14. I am therefore of opinion that the plaintiff is not entitled to be subrogated to the rights of the mortgagee under Ex. B, as he has no statutory right of subrogation, and as the doctrine of conventional subrogation too cannot be invoked for his aid. Even apart from this there is no scope for giving relief, on any other recognized equitable ground.
15. The plaintiff's claim to enforce the mortgagee's rights under Ex. B, for which he has filed this suit must fail. I may refer to a representation made by the advocate for respondent 1 (plaintiff) during the course of his arguments. that if the plaintiff's claim is held to be unsustainable the ex parte defendant 3 (the mortgagee under Ex. B) should be transposed as the plaintiff, and a decree should be passed in his favour. Plaintiff's own case is that the mortgage debt due under Ex. B to defendant 3, was discharged. There is no question of the validity of that discharge. Defendant 3 cannot be given a decree for the recovery of his mortgage money, after his debt has been paid to him.

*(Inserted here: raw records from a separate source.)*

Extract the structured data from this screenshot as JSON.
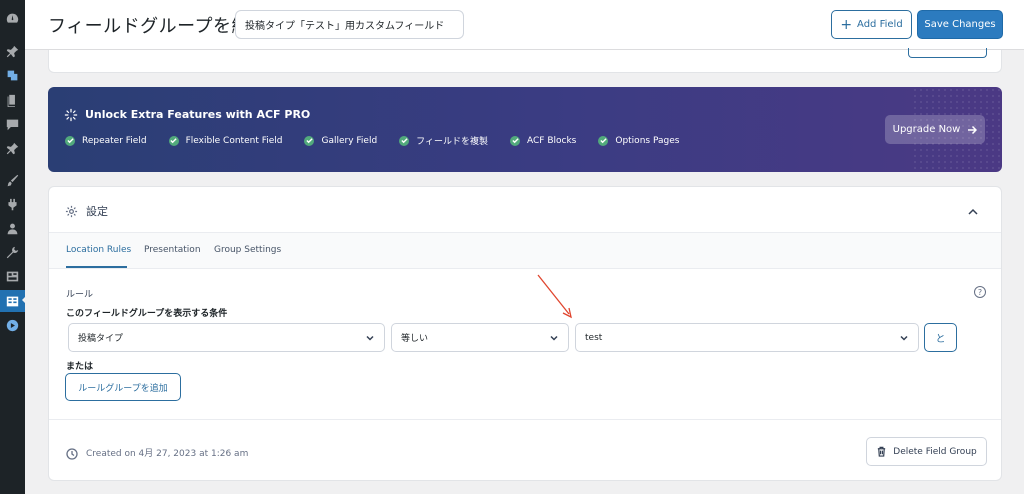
{
  "header": {
    "title": "フィールドグループを編集",
    "group_title_value": "投稿タイプ「テスト」用カスタムフィールド",
    "add_field_label": "Add Field",
    "save_label": "Save Changes"
  },
  "sidebar": {
    "icons": [
      "dashboard-icon",
      "pin-icon",
      "media-icon",
      "pages-icon",
      "comments-icon",
      "pin-icon",
      "appearance-icon",
      "plugins-icon",
      "users-icon",
      "tools-icon",
      "settings-icon",
      "acf-icon",
      "play-icon"
    ]
  },
  "promo": {
    "title": "Unlock Extra Features with ACF PRO",
    "features": [
      "Repeater Field",
      "Flexible Content Field",
      "Gallery Field",
      "フィールドを複製",
      "ACF Blocks",
      "Options Pages"
    ],
    "upgrade_label": "Upgrade Now"
  },
  "settings": {
    "title": "設定",
    "tabs": [
      "Location Rules",
      "Presentation",
      "Group Settings"
    ],
    "active_tab": "Location Rules",
    "rules_label": "ルール",
    "condition_label": "このフィールドグループを表示する条件",
    "rule": {
      "param": "投稿タイプ",
      "operator": "等しい",
      "value": "test",
      "and_label": "と"
    },
    "or_label": "または",
    "add_group_label": "ルールグループを追加",
    "help_label": "?",
    "created": "Created on 4月 27, 2023 at 1:26 am",
    "delete_label": "Delete Field Group"
  },
  "colors": {
    "accent": "#2c6e9f",
    "primary_button": "#2c7bbf",
    "promo_start": "#2a3e74",
    "promo_end": "#4b3984",
    "check": "#52aa7c",
    "annotation_arrow": "#e0452e"
  }
}
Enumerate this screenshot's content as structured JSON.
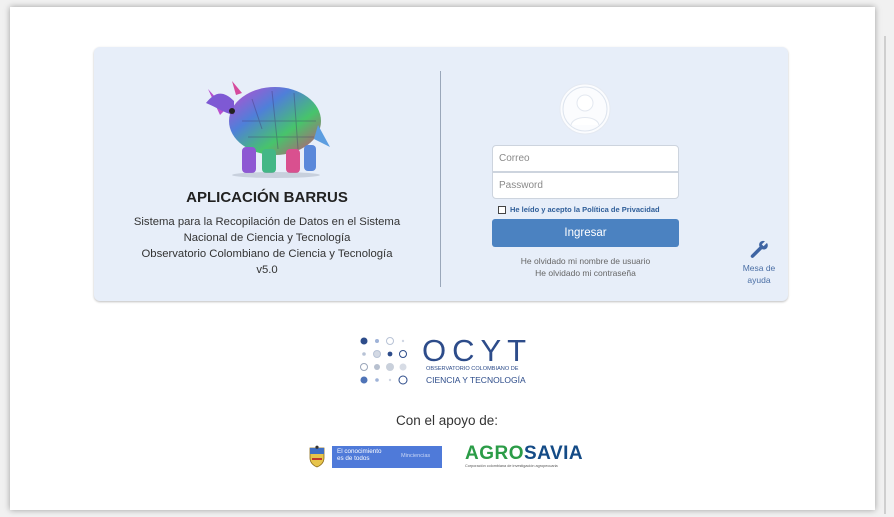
{
  "app": {
    "title": "APLICACIÓN BARRUS",
    "description_lines": [
      "Sistema para la Recopilación de Datos en el Sistema",
      "Nacional de Ciencia y Tecnología",
      "Observatorio Colombiano de Ciencia y Tecnología",
      "v5.0"
    ]
  },
  "login": {
    "email_placeholder": "Correo",
    "password_placeholder": "Password",
    "privacy_label": "He leído y acepto la Política de Privacidad",
    "privacy_checked": false,
    "submit_label": "Ingresar",
    "forgot_username": "He olvidado mi nombre de usuario",
    "forgot_password": "He olvidado mi contraseña"
  },
  "help": {
    "icon": "wrench-icon",
    "label_line1": "Mesa de",
    "label_line2": "ayuda"
  },
  "ocyt": {
    "word": "OCYT",
    "subtitle_line1": "OBSERVATORIO COLOMBIANO DE",
    "subtitle_line2": "CIENCIA Y TECNOLOGÍA"
  },
  "support": {
    "heading": "Con el apoyo de:",
    "gov_line1": "El conocimiento",
    "gov_line2": "es de todos",
    "gov_ministry": "Minciencias",
    "agro_part1": "AGRO",
    "agro_part2": "SAVIA",
    "agro_tagline": "Corporación colombiana de investigación agropecuaria"
  },
  "colors": {
    "card_bg": "#e7eef9",
    "button": "#4b82c1",
    "ocyt_blue": "#2d4c8a",
    "agro_green": "#2b9c47",
    "agro_blue": "#144b86"
  }
}
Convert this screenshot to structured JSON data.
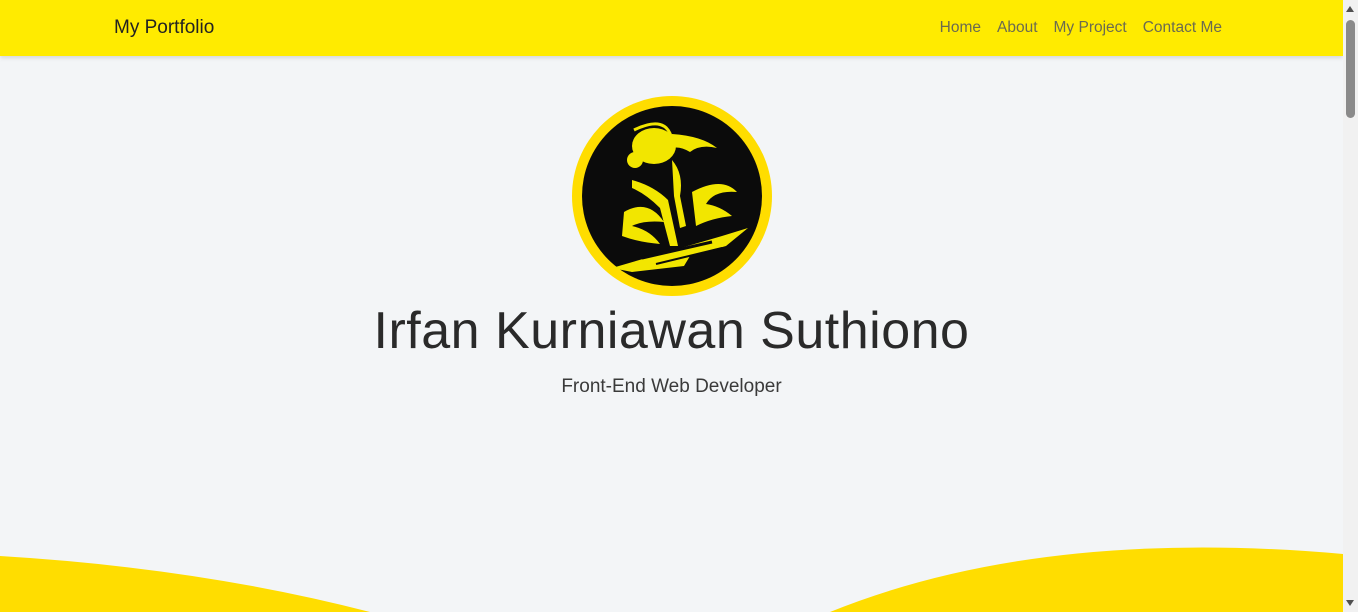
{
  "navbar": {
    "brand": "My Portfolio",
    "links": [
      "Home",
      "About",
      "My Project",
      "Contact Me"
    ]
  },
  "hero": {
    "avatar_icon": "stylized-figure-logo-icon",
    "name": "Irfan Kurniawan Suthiono",
    "role": "Front-End Web Developer"
  },
  "colors": {
    "navbar_bg": "#ffeb00",
    "accent": "#ffdd00",
    "page_bg": "#f3f5f7"
  }
}
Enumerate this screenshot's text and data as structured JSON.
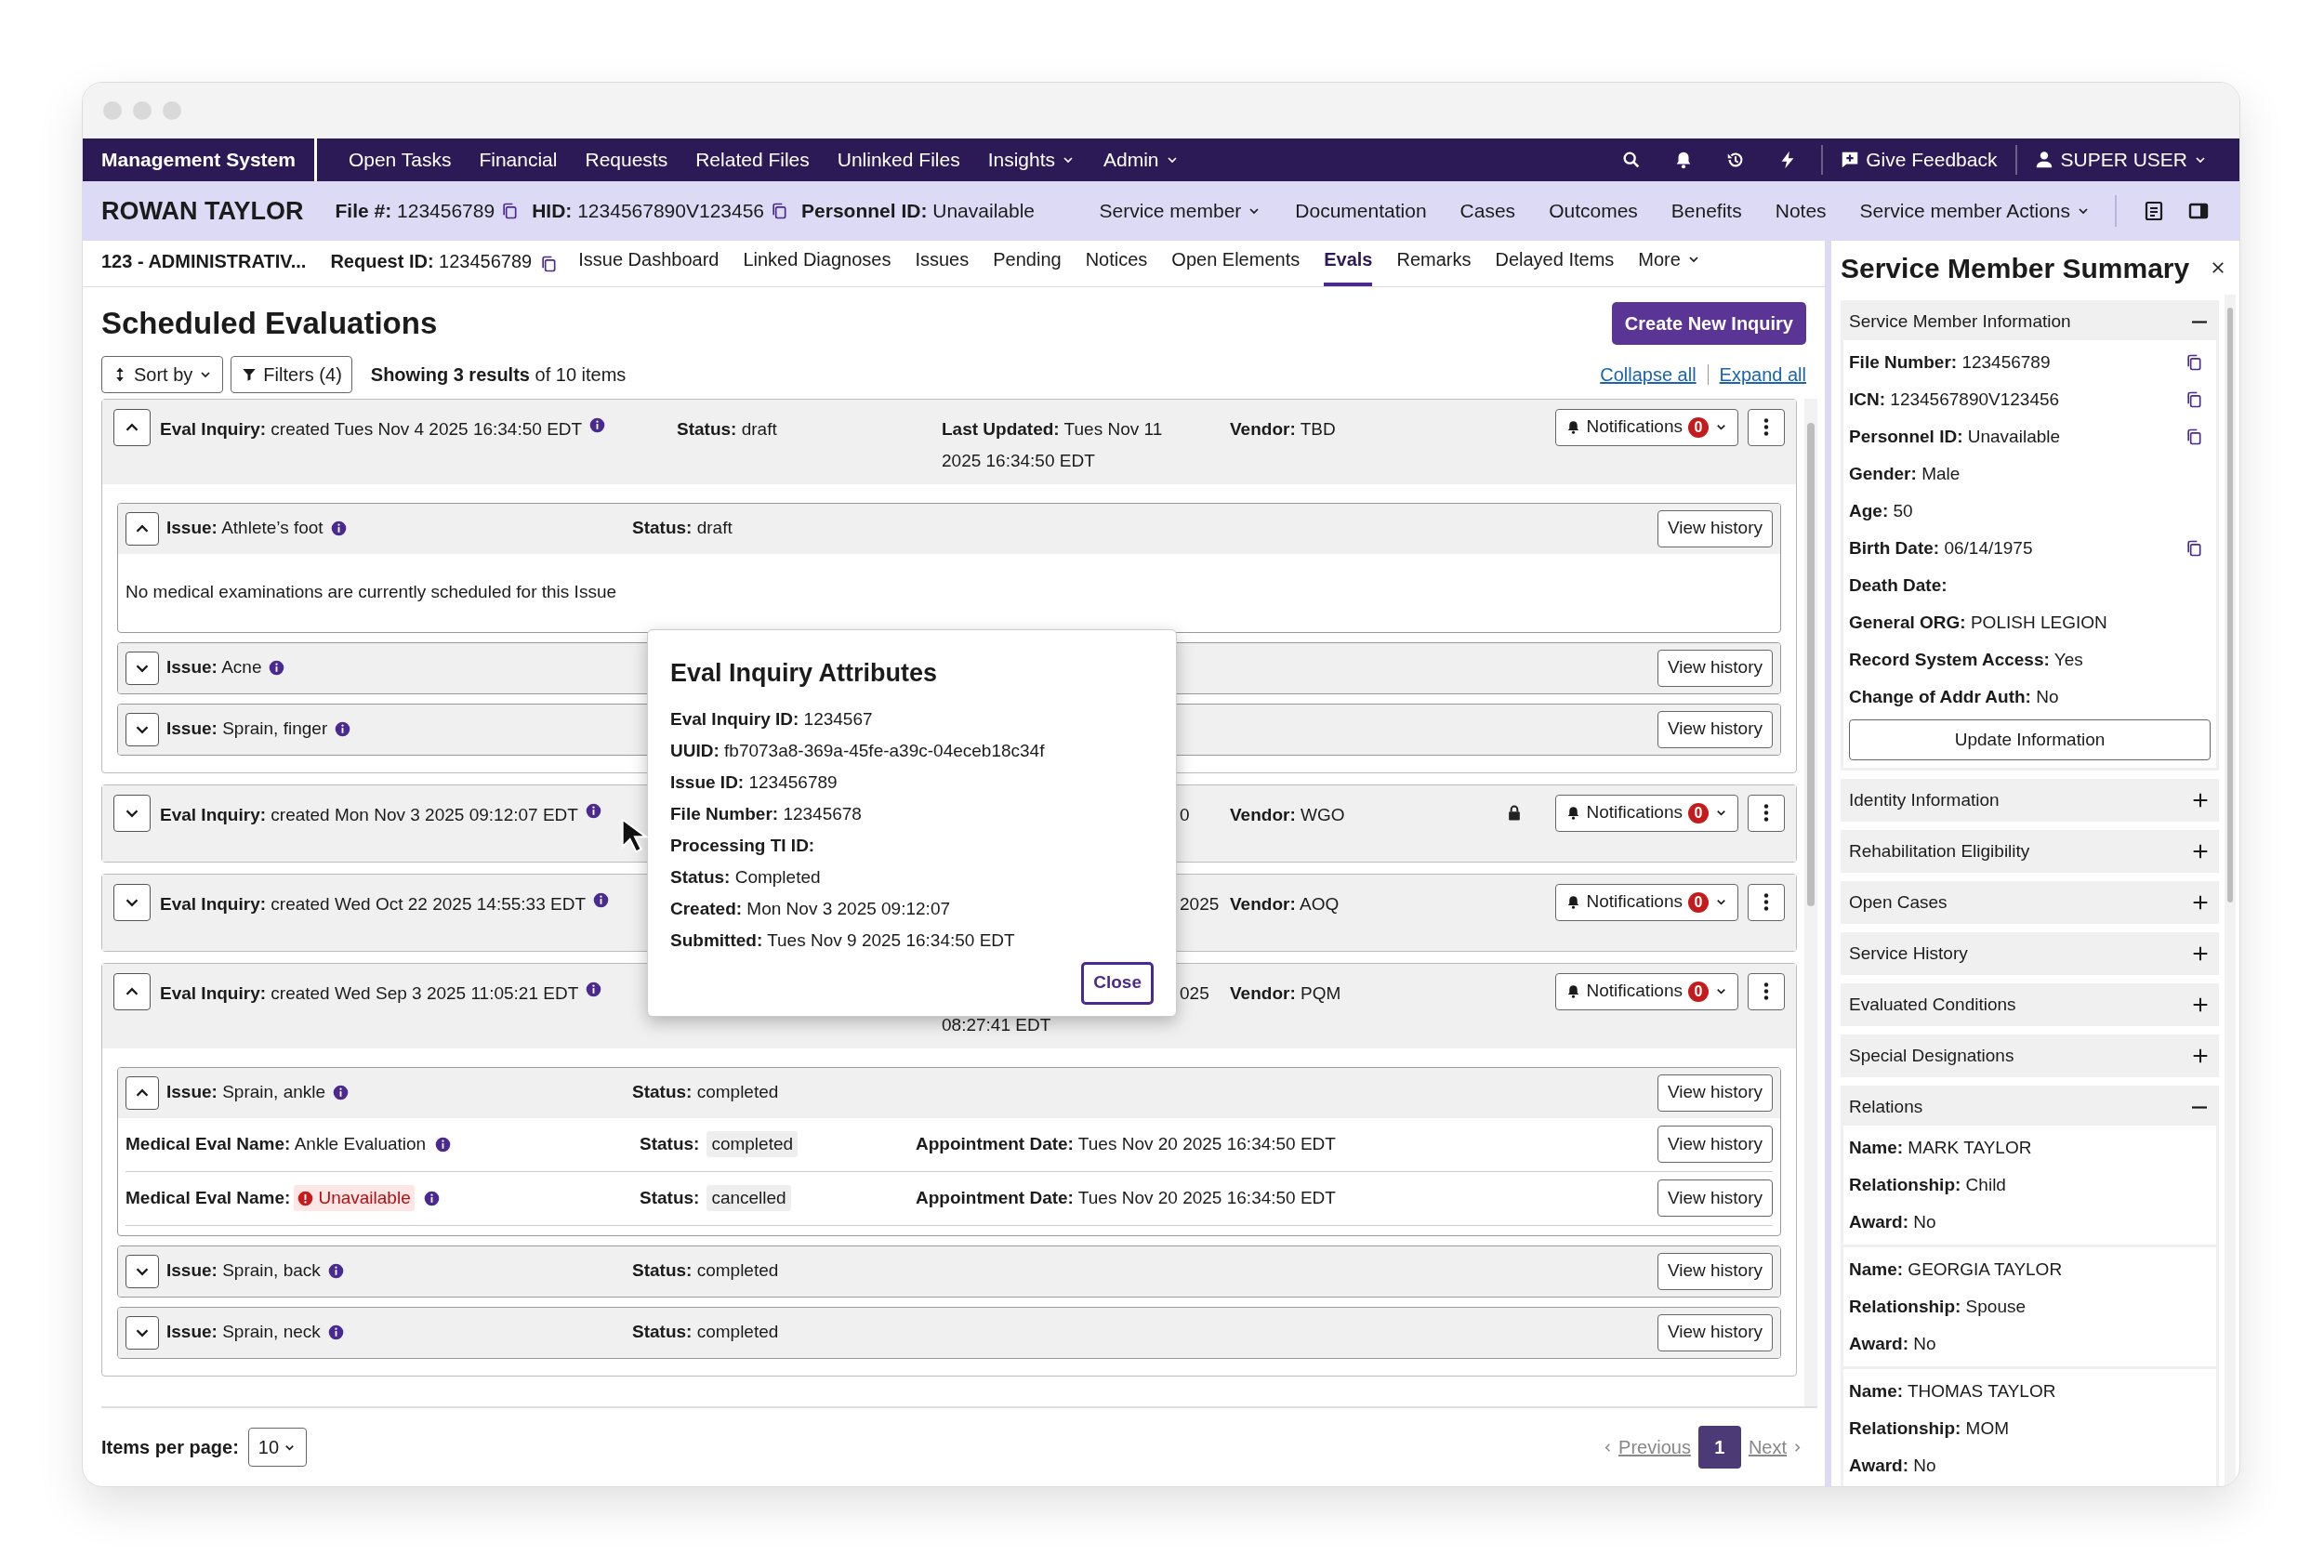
{
  "app_name": "Management System",
  "nav_items": [
    {
      "label": "Open Tasks",
      "dropdown": false
    },
    {
      "label": "Financial",
      "dropdown": false
    },
    {
      "label": "Requests",
      "dropdown": false
    },
    {
      "label": "Related Files",
      "dropdown": false
    },
    {
      "label": "Unlinked Files",
      "dropdown": false
    },
    {
      "label": "Insights",
      "dropdown": true
    },
    {
      "label": "Admin",
      "dropdown": true
    }
  ],
  "feedback": "Give Feedback",
  "user": "SUPER USER",
  "member": {
    "name": "ROWAN TAYLOR",
    "fields": [
      {
        "label": "File #:",
        "value": "123456789",
        "copy": true
      },
      {
        "label": "HID:",
        "value": "1234567890V123456",
        "copy": true
      },
      {
        "label": "Personnel ID:",
        "value": "Unavailable",
        "copy": false
      }
    ]
  },
  "member_nav": [
    {
      "label": "Service member",
      "dropdown": true
    },
    {
      "label": "Documentation",
      "dropdown": false
    },
    {
      "label": "Cases",
      "dropdown": false
    },
    {
      "label": "Outcomes",
      "dropdown": false
    },
    {
      "label": "Benefits",
      "dropdown": false
    },
    {
      "label": "Notes",
      "dropdown": false
    },
    {
      "label": "Service member Actions",
      "dropdown": true
    }
  ],
  "request": {
    "name": "123 - ADMINISTRATIV...",
    "label": "Request ID:",
    "value": "123456789"
  },
  "tabs": [
    {
      "label": "Issue Dashboard",
      "selected": false,
      "dropdown": false
    },
    {
      "label": "Linked Diagnoses",
      "selected": false,
      "dropdown": false
    },
    {
      "label": "Issues",
      "selected": false,
      "dropdown": false
    },
    {
      "label": "Pending",
      "selected": false,
      "dropdown": false
    },
    {
      "label": "Notices",
      "selected": false,
      "dropdown": false
    },
    {
      "label": "Open Elements",
      "selected": false,
      "dropdown": false
    },
    {
      "label": "Evals",
      "selected": true,
      "dropdown": false
    },
    {
      "label": "Remarks",
      "selected": false,
      "dropdown": false
    },
    {
      "label": "Delayed Items",
      "selected": false,
      "dropdown": false
    },
    {
      "label": "More",
      "selected": false,
      "dropdown": true
    }
  ],
  "page_title": "Scheduled Evaluations",
  "create_button": "Create New Inquiry",
  "sort": "Sort by",
  "filters": "Filters (4)",
  "results": "**Showing 3 results** of 10 items",
  "collapse_all": "Collapse all",
  "expand_all": "Expand all",
  "inquiries": [
    {
      "expanded": true,
      "covered": false,
      "label": "Eval Inquiry:",
      "created": "created Tues Nov 4 2025 16:34:50 EDT",
      "status_label": "Status:",
      "status": "draft",
      "updated_label": "Last Updated:",
      "updated_lines": [
        "Tues Nov 11",
        "2025 16:34:50 EDT"
      ],
      "vendor_label": "Vendor:",
      "vendor": "TBD",
      "locked": false,
      "notifications": "Notifications",
      "count": "0",
      "issues": [
        {
          "expanded": true,
          "label": "Issue:",
          "name": "Athlete’s foot",
          "status_label": "Status:",
          "status": "draft",
          "history": "View history",
          "message": "No medical examinations are currently scheduled for this Issue"
        },
        {
          "expanded": false,
          "label": "Issue:",
          "name": "Acne",
          "history": "View history"
        },
        {
          "expanded": false,
          "label": "Issue:",
          "name": "Sprain, finger",
          "history": "View history"
        }
      ]
    },
    {
      "expanded": false,
      "covered": true,
      "label": "Eval Inquiry:",
      "created": "created Mon Nov 3 2025 09:12:07 EDT",
      "updated_lines": [
        "0"
      ],
      "vendor_label": "Vendor:",
      "vendor": "WGO",
      "locked": true,
      "notifications": "Notifications",
      "count": "0"
    },
    {
      "expanded": false,
      "covered": true,
      "label": "Eval Inquiry:",
      "created": "created Wed Oct 22 2025 14:55:33 EDT",
      "updated_lines": [
        "2025"
      ],
      "vendor_label": "Vendor:",
      "vendor": "AOQ",
      "locked": false,
      "notifications": "Notifications",
      "count": "0"
    },
    {
      "expanded": true,
      "covered": true,
      "label": "Eval Inquiry:",
      "created": "created Wed Sep 3 2025 11:05:21 EDT",
      "updated_lines": [
        "025",
        "08:27:41 EDT"
      ],
      "vendor_label": "Vendor:",
      "vendor": "PQM",
      "locked": false,
      "notifications": "Notifications",
      "count": "0",
      "issues": [
        {
          "expanded": true,
          "label": "Issue:",
          "name": "Sprain, ankle",
          "status_label": "Status:",
          "status": "completed",
          "history": "View history",
          "evals": [
            {
              "label": "Medical Eval Name:",
              "name": "Ankle Evaluation",
              "available": true,
              "status_label": "Status:",
              "status": "completed",
              "date_label": "Appointment Date:",
              "date": "Tues Nov 20 2025 16:34:50 EDT",
              "history": "View history"
            },
            {
              "label": "Medical Eval Name:",
              "name": "Unavailable",
              "available": false,
              "status_label": "Status:",
              "status": "cancelled",
              "date_label": "Appointment Date:",
              "date": "Tues Nov 20 2025 16:34:50 EDT",
              "history": "View history"
            }
          ]
        },
        {
          "expanded": false,
          "label": "Issue:",
          "name": "Sprain, back",
          "status_label": "Status:",
          "status": "completed",
          "history": "View history"
        },
        {
          "expanded": false,
          "label": "Issue:",
          "name": "Sprain, neck",
          "status_label": "Status:",
          "status": "completed",
          "history": "View history"
        }
      ]
    }
  ],
  "popup": {
    "title": "Eval Inquiry Attributes",
    "rows": [
      {
        "label": "Eval Inquiry ID:",
        "value": "1234567"
      },
      {
        "label": "UUID:",
        "value": "fb7073a8-369a-45fe-a39c-04eceb18c34f"
      },
      {
        "label": "Issue ID:",
        "value": "123456789"
      },
      {
        "label": "File Number:",
        "value": "12345678"
      },
      {
        "label": "Processing TI ID:"
      },
      {
        "label": "Status:",
        "value": "Completed"
      },
      {
        "label": "Created:",
        "value": "Mon Nov 3 2025 09:12:07"
      },
      {
        "label": "Submitted:",
        "value": "Tues Nov 9 2025 16:34:50 EDT"
      }
    ],
    "close": "Close"
  },
  "footer": {
    "label": "Items per page:",
    "per_page": "10",
    "previous": "Previous",
    "page": "1",
    "next": "Next"
  },
  "summary": {
    "title": "Service Member Summary",
    "sections": [
      {
        "title": "Service Member Information",
        "expanded": true,
        "groups": [
          [
            {
              "label": "File Number:",
              "value": "123456789",
              "copy": true
            },
            {
              "label": "ICN:",
              "value": "1234567890V123456",
              "copy": true
            },
            {
              "label": "Personnel ID:",
              "value": "Unavailable",
              "copy": true
            },
            {
              "label": "Gender:",
              "value": "Male",
              "copy": false
            },
            {
              "label": "Age:",
              "value": "50",
              "copy": false
            },
            {
              "label": "Birth Date:",
              "value": "06/14/1975",
              "copy": true
            },
            {
              "label": "Death Date:",
              "copy": false
            },
            {
              "label": "General ORG:",
              "value": "POLISH LEGION",
              "copy": false
            },
            {
              "label": "Record System Access:",
              "value": "Yes",
              "copy": false
            },
            {
              "label": "Change of Addr Auth:",
              "value": "No",
              "copy": false
            }
          ]
        ],
        "button": "Update Information"
      },
      {
        "title": "Identity Information",
        "expanded": false
      },
      {
        "title": "Rehabilitation Eligibility",
        "expanded": false
      },
      {
        "title": "Open Cases",
        "expanded": false
      },
      {
        "title": "Service History",
        "expanded": false
      },
      {
        "title": "Evaluated Conditions",
        "expanded": false
      },
      {
        "title": "Special Designations",
        "expanded": false
      },
      {
        "title": "Relations",
        "expanded": true,
        "groups": [
          [
            {
              "label": "Name:",
              "value": "MARK TAYLOR",
              "copy": false
            },
            {
              "label": "Relationship:",
              "value": "Child",
              "copy": false
            },
            {
              "label": "Award:",
              "value": "No",
              "copy": false
            }
          ],
          [
            {
              "label": "Name:",
              "value": "GEORGIA TAYLOR",
              "copy": false
            },
            {
              "label": "Relationship:",
              "value": "Spouse",
              "copy": false
            },
            {
              "label": "Award:",
              "value": "No",
              "copy": false
            }
          ],
          [
            {
              "label": "Name:",
              "value": "THOMAS TAYLOR",
              "copy": false
            },
            {
              "label": "Relationship:",
              "value": "MOM",
              "copy": false
            },
            {
              "label": "Award:",
              "value": "No",
              "copy": false
            }
          ]
        ]
      }
    ]
  }
}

16. In the result the decrees of the Courts below are set aside, and the plaintiff's suit is dismissed. But on a consideration of the peculiar circumstances of this case I think it reasonable to direct the parties to bear their own costs throughout, and I order accordingly.